School administrators reflect on local safety plans after school shooting
The tragic deaths of 20 children and six women during a gunman’s rampage at a Connecticut school sent shockwaves of grief and concern throughout the country.
Locally, Pike County school officials are looking hard at their own safety plans and, in some cases, even considering new measures to ensure the safest schools possible.
“We’ve watched our babies come down the hall this morning and get out of the car with their parents. You look at those big bright eyes and then think that there are parents are out there burying their children this week,” said Pike Liberal Arts School Headmaster Ceil Sikes. “We don’t want this shooting to define us, but we want to do everything we can to make certain to protect our children.”
At PLAS, staff members are briefed on comprehensive safety plans at the beginning of each year and the entire school practices different drills so that students are prepared, too.
“We’ve got almost every scenario in our comprehensive plan and law enforcement agencies have copies of those,” Sikes said. “They also have a map of our building and know where each room and entries and exits are.”
Sikes said local educators and administrators have gone through so many emotions and feelings of “what if” since Friday.
“I don’t think you can ever be too prepared, and you hope that those kinds of things never happen,” said Sikes. “But we are always in discussion with local authorities. We are always looking to make things better. Nothing is a perfect situation.”
At Troy City Schools, Superintendent Lee Hicks said the school system has a crisis management plan in place that deals with everything from fire and tornado situations to armed intruders.
“We have a strong relationship with our police department and city officials,” Hicks said. “We are very fortunate. We have a School Resource Officer that covers the schools and we have four police officers out every morning directing traffic.”
Troy City Schools are currently upgrading security cameras at all campuses and those cameras can be viewed by the police department and administrators using a secure computer, Hicks said.
“We will sit down and re-evaluate our plan,” Hicks said. “We try to be prepared. The school in Connecticut was following their plan and it saved some lives. They were trying to protect those children when the adults were slain. We will try to learn from what happened there, too.”
One way TCS will be better prepared in the future is with the use of Virtual Alabama which gives first responders information about specific schools. Another way is by taking the relationship between first responders and the school system to the next level.

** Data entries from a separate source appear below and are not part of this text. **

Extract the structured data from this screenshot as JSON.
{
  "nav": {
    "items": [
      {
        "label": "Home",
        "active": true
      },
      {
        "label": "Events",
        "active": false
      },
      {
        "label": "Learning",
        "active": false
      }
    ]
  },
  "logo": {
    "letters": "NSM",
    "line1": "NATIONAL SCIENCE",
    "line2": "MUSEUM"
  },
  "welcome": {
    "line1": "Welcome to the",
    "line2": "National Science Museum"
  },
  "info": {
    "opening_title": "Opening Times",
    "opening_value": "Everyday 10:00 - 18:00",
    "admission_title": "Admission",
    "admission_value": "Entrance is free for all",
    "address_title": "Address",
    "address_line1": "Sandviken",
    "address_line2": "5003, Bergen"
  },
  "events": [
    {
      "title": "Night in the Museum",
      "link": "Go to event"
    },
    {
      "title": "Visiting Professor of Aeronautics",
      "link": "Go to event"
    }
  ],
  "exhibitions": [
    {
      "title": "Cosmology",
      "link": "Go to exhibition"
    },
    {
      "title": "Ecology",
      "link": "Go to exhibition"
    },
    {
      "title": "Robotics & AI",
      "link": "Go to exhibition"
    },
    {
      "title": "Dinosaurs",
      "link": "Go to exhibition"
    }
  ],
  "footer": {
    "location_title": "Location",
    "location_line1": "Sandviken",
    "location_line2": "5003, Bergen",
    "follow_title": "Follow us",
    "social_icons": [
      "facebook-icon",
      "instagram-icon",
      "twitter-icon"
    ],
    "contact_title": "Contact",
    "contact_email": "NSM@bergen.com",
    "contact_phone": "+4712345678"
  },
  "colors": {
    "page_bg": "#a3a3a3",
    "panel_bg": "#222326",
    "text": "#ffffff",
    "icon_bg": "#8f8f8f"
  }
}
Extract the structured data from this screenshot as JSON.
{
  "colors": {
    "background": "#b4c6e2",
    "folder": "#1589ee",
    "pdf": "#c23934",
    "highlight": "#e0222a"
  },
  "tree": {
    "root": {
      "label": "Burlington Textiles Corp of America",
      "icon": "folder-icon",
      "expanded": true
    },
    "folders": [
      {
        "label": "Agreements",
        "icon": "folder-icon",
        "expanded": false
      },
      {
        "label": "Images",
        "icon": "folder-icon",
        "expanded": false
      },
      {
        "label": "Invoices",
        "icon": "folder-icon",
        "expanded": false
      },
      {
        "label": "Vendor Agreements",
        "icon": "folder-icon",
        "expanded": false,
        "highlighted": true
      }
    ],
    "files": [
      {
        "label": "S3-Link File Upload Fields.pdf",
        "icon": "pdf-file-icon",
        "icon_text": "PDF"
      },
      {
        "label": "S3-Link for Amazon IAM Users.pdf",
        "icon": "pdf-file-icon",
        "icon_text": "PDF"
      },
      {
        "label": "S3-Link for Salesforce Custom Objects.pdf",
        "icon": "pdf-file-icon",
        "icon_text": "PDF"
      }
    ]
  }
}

TCS has set up a meeting with police concerning school safety with training planned at the beginning of the new year.
“We want the police and fire department and other responders to feel they know the school grounds as well as our teachers do. We want them to know exactly where to go and not have a question in their mind as to where things are,” Hicks said. “We will definitely have that in place within a year.”
Pike County Schools in partnership with the Pike County Sheriff’s Department had a deputy at every campus Monday to help ease the minds of parents and students after Friday’s shooting.
“The events in Newtown are just absolutely horrible,” said Pike County Schools Superintendent Dr. Mark Bazzell. “I just can’t imagine what those parents and students and school system and community are going through. It’s just a horrible, horrible situation.”
Bazzell said PCS has system safety plans in place and also local school safety plans. Those plans call for schools to practice a variety of different scenarios, which include weather drills and a situation similar to what happened in Connecticut.
“We do have lockdown drills where schools go through a procedure much like the one at Sandy Hook Elementary,” Bazzell said. “Teachers lock classrooms and seek safety for their students.”
PCS also incorporates the use of Virtual Alabama to help first responders be efficient if they need to respond to a school.
“The coordination between the outside agencies and the school system has been great,” Bazzell said.
Pike County Sheriff Russell Thomas agreed.
“We have a good relationship with our county schools. If ever a problem arises we talk about it and communicate our concerns,” Thomas said. “After what happened on Friday, Dr. Bazzell and I talked and decided it would be a good idea to be present on all of our schools’ campuses Monday morning.”
Thomas said other deputies stopped in throughout the day for lunch and to visit and the extra presence from deputies was well received. That increased presence will continue at least until the Christmas holidays.
“We want to continue to be more visible,” Thomas said. “We never want to experience anything even similar to what happened in Connecticut. Whatever the schools need us, they call us. That is what we are here for.”